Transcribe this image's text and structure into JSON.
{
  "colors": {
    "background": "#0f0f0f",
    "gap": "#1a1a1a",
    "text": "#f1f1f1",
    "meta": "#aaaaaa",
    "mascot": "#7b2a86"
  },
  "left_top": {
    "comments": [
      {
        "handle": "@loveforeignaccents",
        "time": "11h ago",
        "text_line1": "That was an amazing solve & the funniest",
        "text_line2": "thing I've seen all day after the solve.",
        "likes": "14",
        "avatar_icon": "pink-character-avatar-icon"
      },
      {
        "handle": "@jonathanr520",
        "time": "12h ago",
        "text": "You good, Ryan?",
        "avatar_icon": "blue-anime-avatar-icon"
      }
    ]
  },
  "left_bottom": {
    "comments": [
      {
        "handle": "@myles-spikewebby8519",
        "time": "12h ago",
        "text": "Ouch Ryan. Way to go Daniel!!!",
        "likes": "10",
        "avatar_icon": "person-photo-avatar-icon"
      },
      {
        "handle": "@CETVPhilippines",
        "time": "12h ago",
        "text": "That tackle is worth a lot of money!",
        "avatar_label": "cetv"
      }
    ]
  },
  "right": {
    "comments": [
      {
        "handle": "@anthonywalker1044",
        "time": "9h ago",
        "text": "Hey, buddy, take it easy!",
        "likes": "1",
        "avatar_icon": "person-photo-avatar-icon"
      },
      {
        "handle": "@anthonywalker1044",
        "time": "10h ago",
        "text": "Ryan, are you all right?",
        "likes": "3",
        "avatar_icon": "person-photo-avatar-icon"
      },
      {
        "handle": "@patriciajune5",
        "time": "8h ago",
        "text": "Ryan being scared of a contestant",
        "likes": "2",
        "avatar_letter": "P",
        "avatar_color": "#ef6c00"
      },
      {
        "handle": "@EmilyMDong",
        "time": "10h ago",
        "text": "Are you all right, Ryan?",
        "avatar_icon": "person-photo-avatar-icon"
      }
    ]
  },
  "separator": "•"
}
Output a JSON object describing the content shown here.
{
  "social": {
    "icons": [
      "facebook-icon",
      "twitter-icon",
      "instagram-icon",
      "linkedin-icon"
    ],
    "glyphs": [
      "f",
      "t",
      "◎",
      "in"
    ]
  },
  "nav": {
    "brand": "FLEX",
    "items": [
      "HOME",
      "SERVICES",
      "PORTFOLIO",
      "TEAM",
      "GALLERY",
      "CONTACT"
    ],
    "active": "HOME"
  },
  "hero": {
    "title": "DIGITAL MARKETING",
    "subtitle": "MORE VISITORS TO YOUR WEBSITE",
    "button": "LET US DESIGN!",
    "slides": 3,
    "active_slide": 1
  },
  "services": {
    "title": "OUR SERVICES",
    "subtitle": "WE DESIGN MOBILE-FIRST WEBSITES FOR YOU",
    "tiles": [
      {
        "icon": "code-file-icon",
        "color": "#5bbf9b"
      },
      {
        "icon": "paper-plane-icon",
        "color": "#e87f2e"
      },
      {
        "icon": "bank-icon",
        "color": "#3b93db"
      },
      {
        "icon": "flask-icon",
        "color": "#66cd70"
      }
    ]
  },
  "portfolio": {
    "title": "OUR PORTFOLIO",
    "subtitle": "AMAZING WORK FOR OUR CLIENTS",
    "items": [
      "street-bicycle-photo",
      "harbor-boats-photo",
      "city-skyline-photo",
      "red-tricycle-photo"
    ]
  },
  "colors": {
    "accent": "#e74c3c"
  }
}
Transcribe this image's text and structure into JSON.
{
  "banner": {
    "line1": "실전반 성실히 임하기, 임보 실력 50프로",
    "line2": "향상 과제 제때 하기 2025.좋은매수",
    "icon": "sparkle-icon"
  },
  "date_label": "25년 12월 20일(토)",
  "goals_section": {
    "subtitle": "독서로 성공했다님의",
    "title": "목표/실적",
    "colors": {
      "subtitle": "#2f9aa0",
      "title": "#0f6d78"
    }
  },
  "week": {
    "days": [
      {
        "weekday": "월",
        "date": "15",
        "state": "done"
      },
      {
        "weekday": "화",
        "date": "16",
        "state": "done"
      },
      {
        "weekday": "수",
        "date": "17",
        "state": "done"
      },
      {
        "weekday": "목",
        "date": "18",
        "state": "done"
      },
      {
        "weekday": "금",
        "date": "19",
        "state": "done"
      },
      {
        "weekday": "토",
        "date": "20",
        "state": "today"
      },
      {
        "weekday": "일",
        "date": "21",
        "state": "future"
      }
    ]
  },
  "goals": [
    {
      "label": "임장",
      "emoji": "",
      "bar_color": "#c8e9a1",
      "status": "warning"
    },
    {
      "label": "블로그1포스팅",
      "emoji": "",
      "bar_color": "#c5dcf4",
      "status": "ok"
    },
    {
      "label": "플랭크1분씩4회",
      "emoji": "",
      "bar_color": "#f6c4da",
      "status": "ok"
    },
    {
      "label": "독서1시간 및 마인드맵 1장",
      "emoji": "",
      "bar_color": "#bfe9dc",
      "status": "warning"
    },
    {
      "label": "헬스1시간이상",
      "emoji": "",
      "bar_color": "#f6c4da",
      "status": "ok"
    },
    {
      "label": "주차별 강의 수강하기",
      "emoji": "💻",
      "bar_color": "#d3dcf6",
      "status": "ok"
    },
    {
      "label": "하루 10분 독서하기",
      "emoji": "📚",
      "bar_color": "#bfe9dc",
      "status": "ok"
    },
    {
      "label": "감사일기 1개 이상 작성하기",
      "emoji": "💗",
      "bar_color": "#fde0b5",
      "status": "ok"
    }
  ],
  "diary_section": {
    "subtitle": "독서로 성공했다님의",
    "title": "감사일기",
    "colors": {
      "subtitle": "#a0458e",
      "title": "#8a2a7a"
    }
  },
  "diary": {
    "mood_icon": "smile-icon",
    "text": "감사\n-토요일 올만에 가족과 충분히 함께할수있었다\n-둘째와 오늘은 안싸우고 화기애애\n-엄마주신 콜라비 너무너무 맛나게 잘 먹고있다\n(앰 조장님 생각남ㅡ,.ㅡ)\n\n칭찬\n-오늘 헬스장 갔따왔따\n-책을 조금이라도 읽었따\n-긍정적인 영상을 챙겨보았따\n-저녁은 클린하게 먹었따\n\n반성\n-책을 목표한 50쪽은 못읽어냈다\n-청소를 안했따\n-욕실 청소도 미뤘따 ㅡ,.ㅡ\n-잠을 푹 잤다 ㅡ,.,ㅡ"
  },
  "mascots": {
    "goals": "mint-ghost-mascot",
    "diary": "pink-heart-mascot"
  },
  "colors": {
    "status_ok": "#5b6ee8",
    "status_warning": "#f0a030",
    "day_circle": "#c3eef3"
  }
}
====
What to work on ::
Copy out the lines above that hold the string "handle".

Exercise output ::
        "handle": "@loveforeignaccents",
        "handle": "@jonathanr520",
        "handle": "@myles-spikewebby8519",
        "handle": "@CETVPhilippines",
        "handle": "@anthonywalker1044",
        "handle": "@anthonywalker1044",
        "handle": "@patriciajune5",
        "handle": "@EmilyMDong",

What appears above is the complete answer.